"We draw the map, they do the driving"
After spending the past 15 of 16 years in Columbia, Missouri (both as a player and a coach), Barry Odom joined Justin Fuente's staff at Memphis in mid December.
In an interview with the Columbia Daily Tribune, Odom talks about how Fuente wants him to control the defense like a head coach runs the whole team.
"The guys we were able to hire on defense, along with myself, we're putting together a plan. He (Fuente) wants me to run it like a head coach and take charge of that side of the ball. That's what we're doing right now."
"The last couple years, we understand what has happened here and we understand where we have to show some progress. The only way we're going to get that done is by taking the group we have and putting a plan in place for them. We're drawing the map and they're doing the driving."

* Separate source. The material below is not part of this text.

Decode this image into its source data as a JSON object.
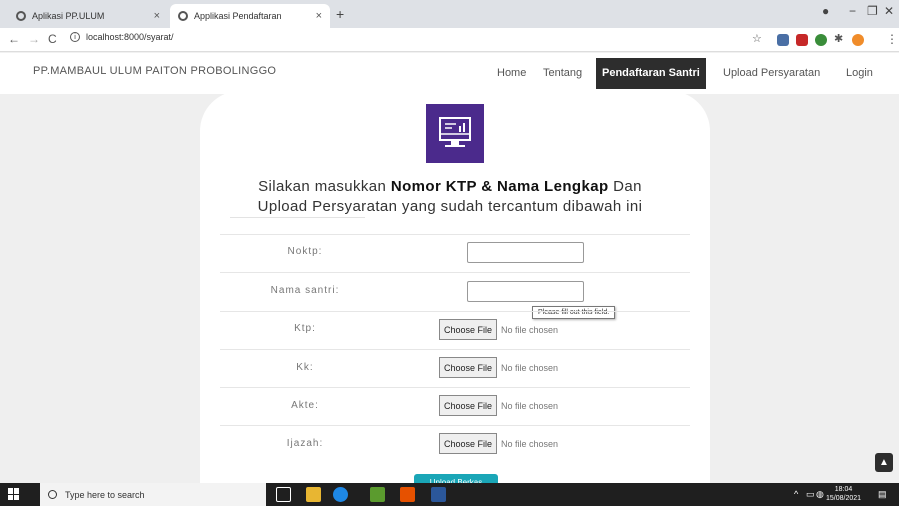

As far as the X's and O's go, Odom is borrowing concepts that he learned from his time at Missouri and combining them with concepts and terminology from last year's Memphis team, along with some ideas from Wake Forest and Ole Miss.
"We have to be smart with what we do with personnel, and that's one of the things I really enjoy as a coach. That's been really fun for me, to piece together what gives you the best opportunity to have success."
Video: "The dawn of a new era"
Illinois released their season ticket promo last night.
The clip is simple and to the point. Tim Beckman and these guys are working hard to usher in a new era of Illini football.
The Aggies new uniforms
Texas A&M just unveiled their new Adidas techfit uniforms.
Take a look.
Video: Pac 12 team commericals
The new Pac 12 network has released a handful of videos featuring members of the conference and advertising the availability and innovation of the new Pac 12 network.
The network will feature six regionally located networks, listed in the commercial as Los Angeles, the Bay Area, Mountain, Washington, Oregon, and Arizona and will also be available via the iPad or any other mobile device.
Vikings want a retractable roof stadium
As the Minnesota Vikings look to around to hire the manpower and developers necessary to get their new stadium up, their point man, Lester Bagley is looking at options to manage their expenses so that they can get a retractable roof to fit into the finals plans.
The stadium, which already has a price tag of $975 million, is hoping to attract high school, college, and amateur baseball, as well as soccer and basketball events.
"We need to make sure this facility works for our fans and our organization. We have to make sure we get everything with a $975 million budget. It's a fixed-roof facility, but if we can cut costs, manage costs, our goal is to have a retractable feature." Bagley explained.
The retractable roof would able to open up and provide an impressive view of downtown Minneapolis, as this picture from the Pioneer Press illustrates.